1. To push (a boat) away from shore in leaving.
2. Informal To leave.

[Middle English shoven, from Old English scūfan.]

shov′er n.
ThesaurusAntonymsRelated WordsSynonymsLegend:
Noun1.shover - someone who pushes
mover - someone who moves
nudger - someone who nudges; someone who gives a gentle push; "he needs a regular nudger to keep him awake"
References in periodicals archive ?
Frontier Communications Corporation (Nasdaq:FTR) announced on Thursday that it has appointed Dale Shover as vice president-Business Operations/Finance for the South Region, covering Texas, New Mexico, Arizona and Nevada.
The Gormans and Shover teamed up with Marcus & Millichap's Mark Taylor, a first vice president investments, and Dean Zang, a vice president investments, to represent the buyer, H&R REIT of Canada.
51) Neal Shover and Aaron S Routhe, "Environmental Crime' (2005) 32 Crime and Justice: A Review of Research 321.

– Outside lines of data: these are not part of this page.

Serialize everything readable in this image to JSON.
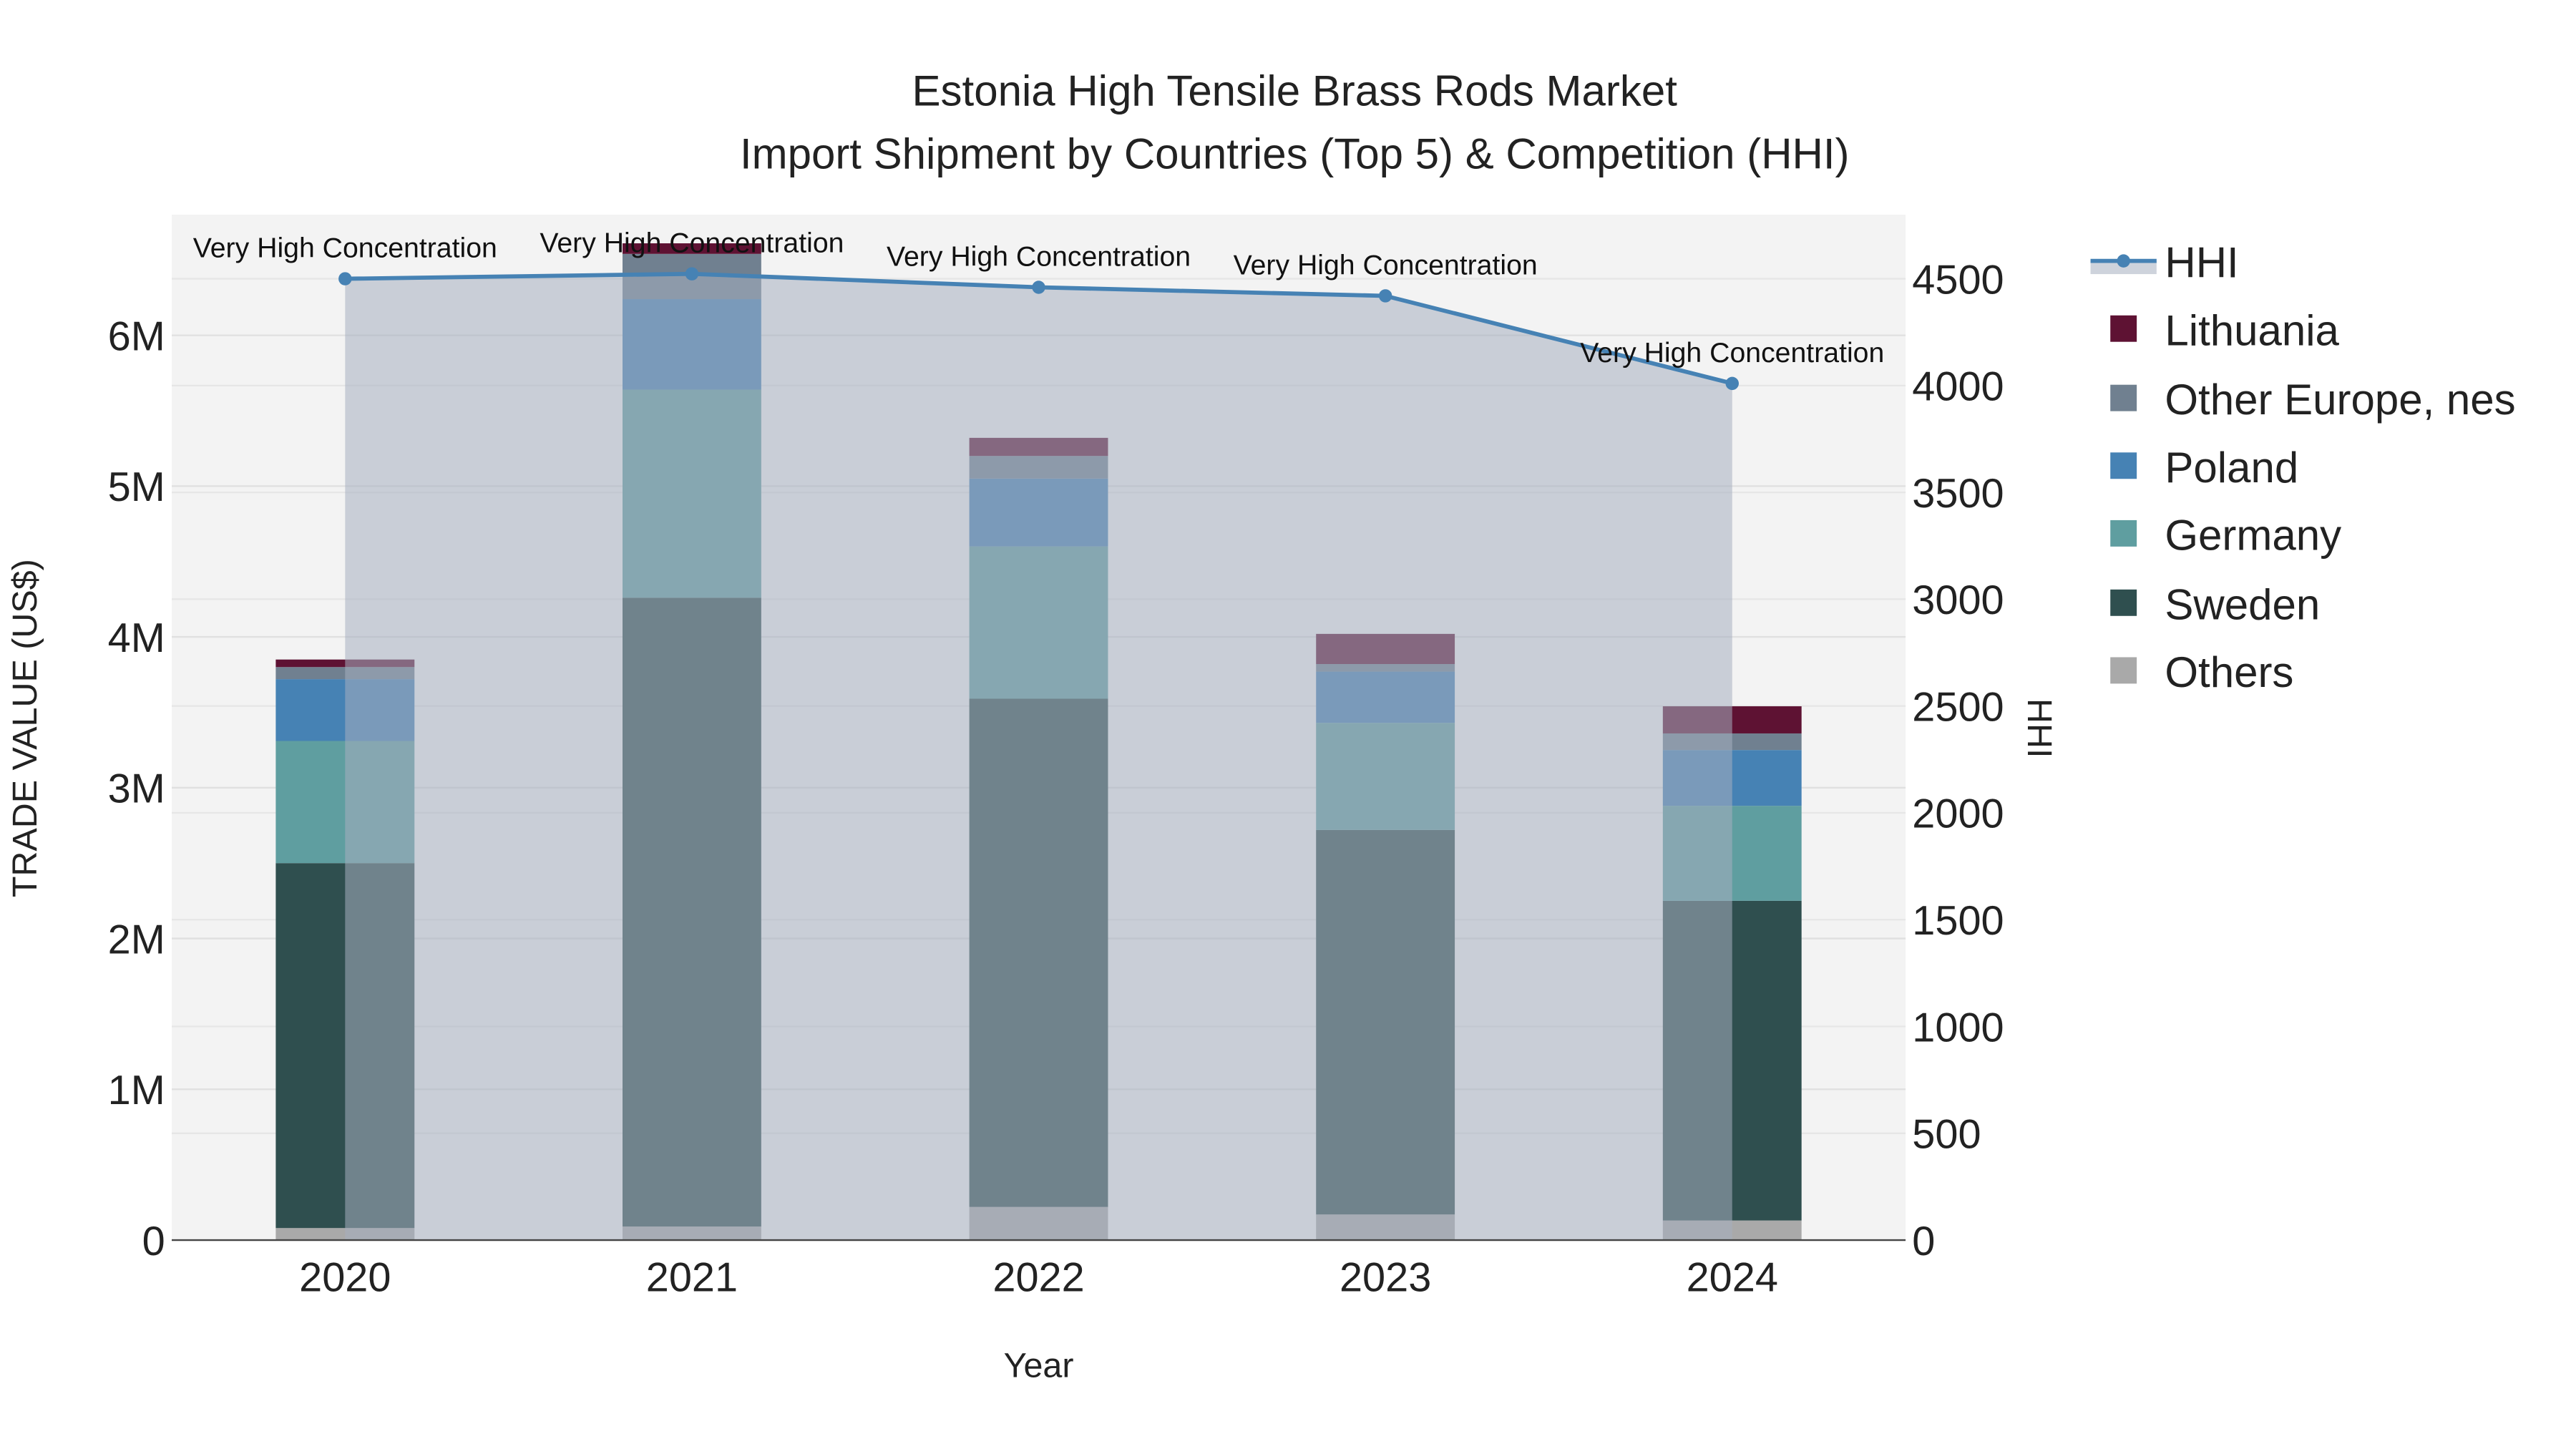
{
  "chart_data": {
    "type": "bar",
    "title": "Estonia High Tensile Brass Rods Market",
    "subtitle": "Import Shipment by Countries (Top 5) & Competition (HHI)",
    "xlabel": "Year",
    "ylabel": "TRADE VALUE (US$)",
    "y2label": "HHI",
    "categories": [
      "2020",
      "2021",
      "2022",
      "2023",
      "2024"
    ],
    "ylim": [
      0,
      6800000
    ],
    "y2lim": [
      0,
      4800
    ],
    "yticks": [
      {
        "v": 0,
        "label": "0"
      },
      {
        "v": 1000000,
        "label": "1M"
      },
      {
        "v": 2000000,
        "label": "2M"
      },
      {
        "v": 3000000,
        "label": "3M"
      },
      {
        "v": 4000000,
        "label": "4M"
      },
      {
        "v": 5000000,
        "label": "5M"
      },
      {
        "v": 6000000,
        "label": "6M"
      }
    ],
    "y2ticks": [
      {
        "v": 0,
        "label": "0"
      },
      {
        "v": 500,
        "label": "500"
      },
      {
        "v": 1000,
        "label": "1000"
      },
      {
        "v": 1500,
        "label": "1500"
      },
      {
        "v": 2000,
        "label": "2000"
      },
      {
        "v": 2500,
        "label": "2500"
      },
      {
        "v": 3000,
        "label": "3000"
      },
      {
        "v": 3500,
        "label": "3500"
      },
      {
        "v": 4000,
        "label": "4000"
      },
      {
        "v": 4500,
        "label": "4500"
      }
    ],
    "stacking": "stacked",
    "series": [
      {
        "name": "Others",
        "color": "#a9a9a9",
        "values": [
          80000,
          90000,
          220000,
          170000,
          130000
        ]
      },
      {
        "name": "Sweden",
        "color": "#2f4f4f",
        "values": [
          2420000,
          4170000,
          3370000,
          2550000,
          2120000
        ]
      },
      {
        "name": "Germany",
        "color": "#5f9ea0",
        "values": [
          810000,
          1380000,
          1010000,
          710000,
          630000
        ]
      },
      {
        "name": "Poland",
        "color": "#4682b4",
        "values": [
          410000,
          600000,
          450000,
          340000,
          370000
        ]
      },
      {
        "name": "Other Europe, nes",
        "color": "#708090",
        "values": [
          80000,
          300000,
          150000,
          50000,
          110000
        ]
      },
      {
        "name": "Lithuania",
        "color": "#5e1233",
        "values": [
          50000,
          70000,
          120000,
          200000,
          180000
        ]
      }
    ],
    "hhi": {
      "name": "HHI",
      "color": "#4682b4",
      "values": [
        4500,
        4523,
        4460,
        4420,
        4010
      ]
    },
    "annotations": [
      "Very High Concentration",
      "Very High Concentration",
      "Very High Concentration",
      "Very High Concentration",
      "Very High Concentration"
    ],
    "legend": {
      "placement": "right",
      "order": [
        "HHI",
        "Lithuania",
        "Other Europe, nes",
        "Poland",
        "Germany",
        "Sweden",
        "Others"
      ]
    },
    "grid": true
  }
}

See Almeling, supra note 23, at 29 (observing that agency staff will coach or disqualify egg donors who do not report altruistic motivations but do not do the same for sperm donors); Shover et.
Martin-Johnson - Blanche Shover Martin-Johnson, 85, of Springfield, died Sept.

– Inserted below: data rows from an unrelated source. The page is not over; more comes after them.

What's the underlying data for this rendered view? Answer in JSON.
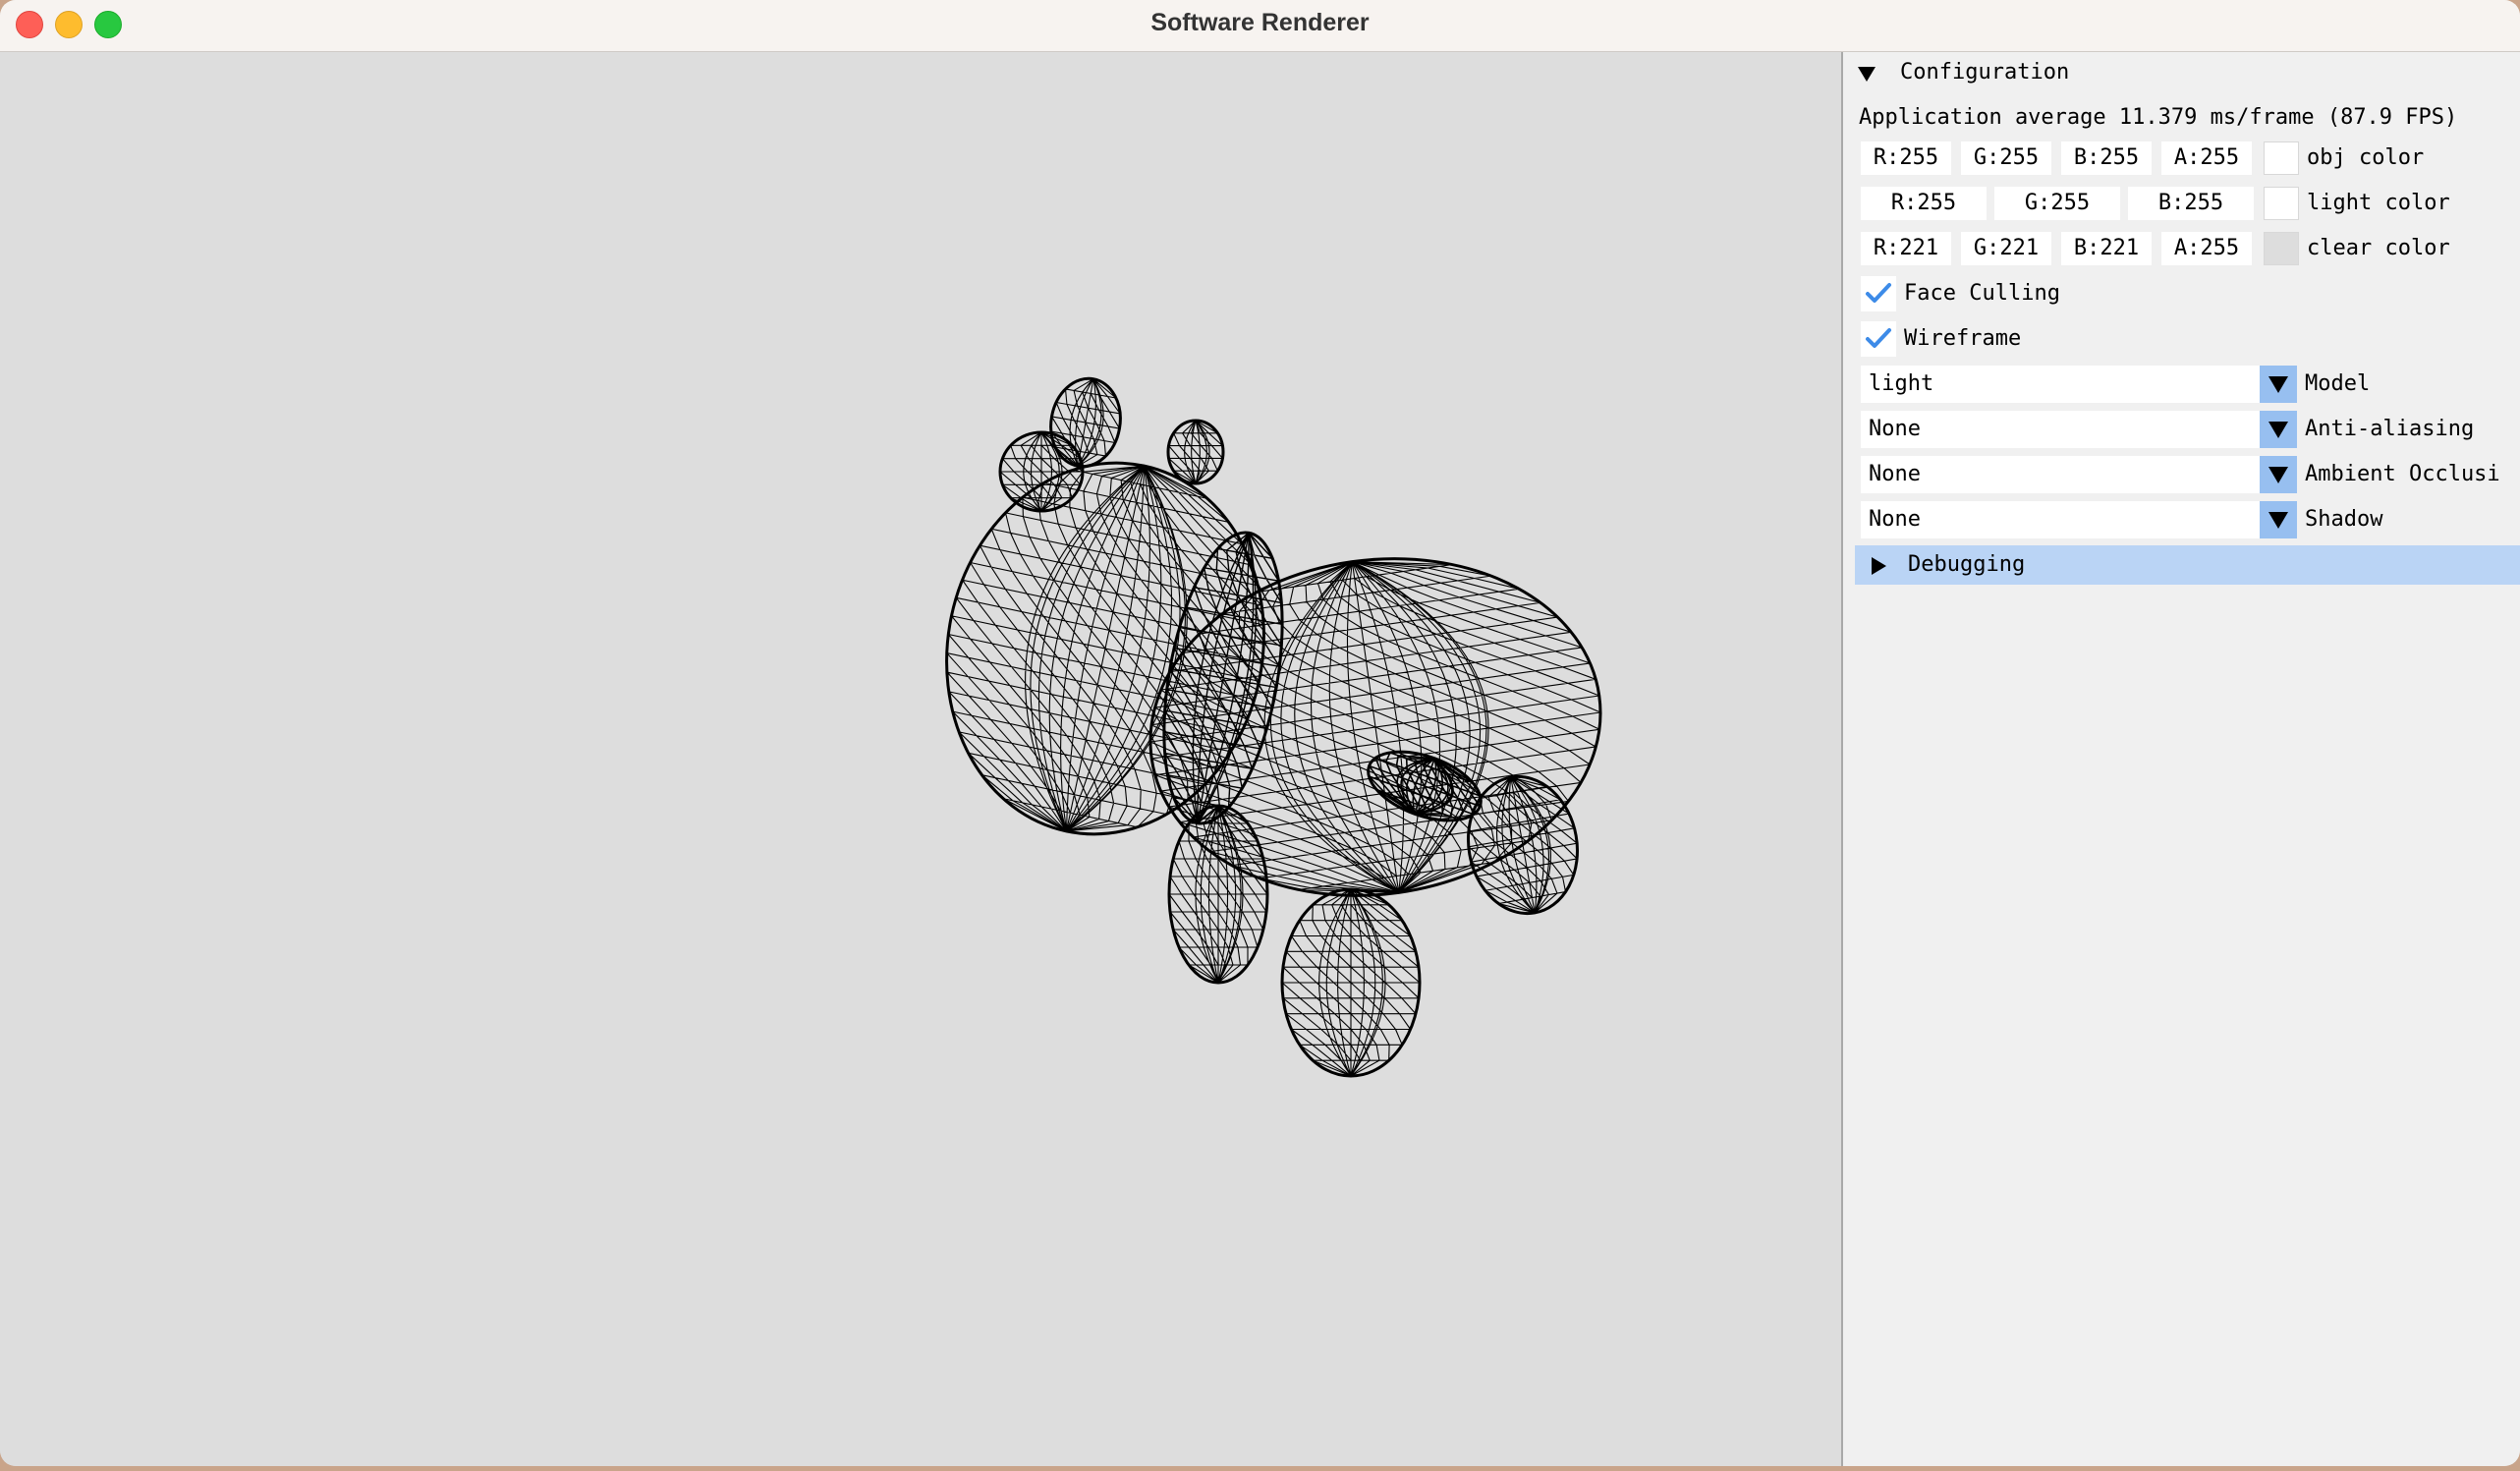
{
  "window": {
    "title": "Software Renderer"
  },
  "panel": {
    "configuration_header": "Configuration",
    "perf_text": "Application average 11.379 ms/frame (87.9 FPS)",
    "obj_color": {
      "r": "R:255",
      "g": "G:255",
      "b": "B:255",
      "a": "A:255",
      "label": "obj color",
      "swatch": "#ffffff"
    },
    "light_color": {
      "r": "R:255",
      "g": "G:255",
      "b": "B:255",
      "label": "light color",
      "swatch": "#ffffff"
    },
    "clear_color": {
      "r": "R:221",
      "g": "G:221",
      "b": "B:221",
      "a": "A:255",
      "label": "clear color",
      "swatch": "#dddddd"
    },
    "face_culling": {
      "label": "Face Culling",
      "checked": true
    },
    "wireframe": {
      "label": "Wireframe",
      "checked": true
    },
    "model": {
      "value": "light",
      "label": "Model"
    },
    "anti_aliasing": {
      "value": "None",
      "label": "Anti-aliasing"
    },
    "ambient_occlusion": {
      "value": "None",
      "label": "Ambient Occlusi"
    },
    "shadow": {
      "value": "None",
      "label": "Shadow"
    },
    "debugging_header": "Debugging"
  },
  "colors": {
    "viewport_bg": "#dddddd",
    "accent": "#97bff0",
    "check": "#3d8be8",
    "header_highlight": "#bad4f5"
  },
  "icons": [
    "close-icon",
    "minimize-icon",
    "maximize-icon",
    "triangle-down-icon",
    "triangle-right-icon",
    "checkmark-icon",
    "dropdown-arrow-icon"
  ]
}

As veteran pie-hole shover Ed ``Cookie'' Jarvis tells Fagone: ``Let's face it.
Trust spokeswoman Lisa Shover, said Nina's (which rhymes with mynah's) impact on the industry was felt when the Pulliam newspapers--Central Newspapers, Inc.
Shover, Neal and Andy Hochstetler, Choosing White-Collar Crime.
Durante los ultimos diez anos se ha producido una avalancha de trabajos (Harries, 1995; Harries y Cheatwood, 1997; Galliher y Galliher, 1997; Hochstetler y Shover, 1997 y Peck, 2003) que ha servido para relanzar el tema como un foco de atencion desde la geografia.
There has been much theorizing and research about why people commit crime but much less study of why people who have committed criminal acts choose to desist from crime (Laub & Sampson, 2001; Shover & Thompson, 1992).
A significant increase in competitive individualism, instrumentalism, and present-time orientation have accompanied the virtual abandonment of deferred gratification and the hedonistic attractions of "street culture" (see Shover and Honaker, 1991 ; Jacobs et al.
A variety of medications and other pharmacological agents can also impact on sexual interest or activity (Segraves, 1988; 1998; for a review, see Shover, 2000).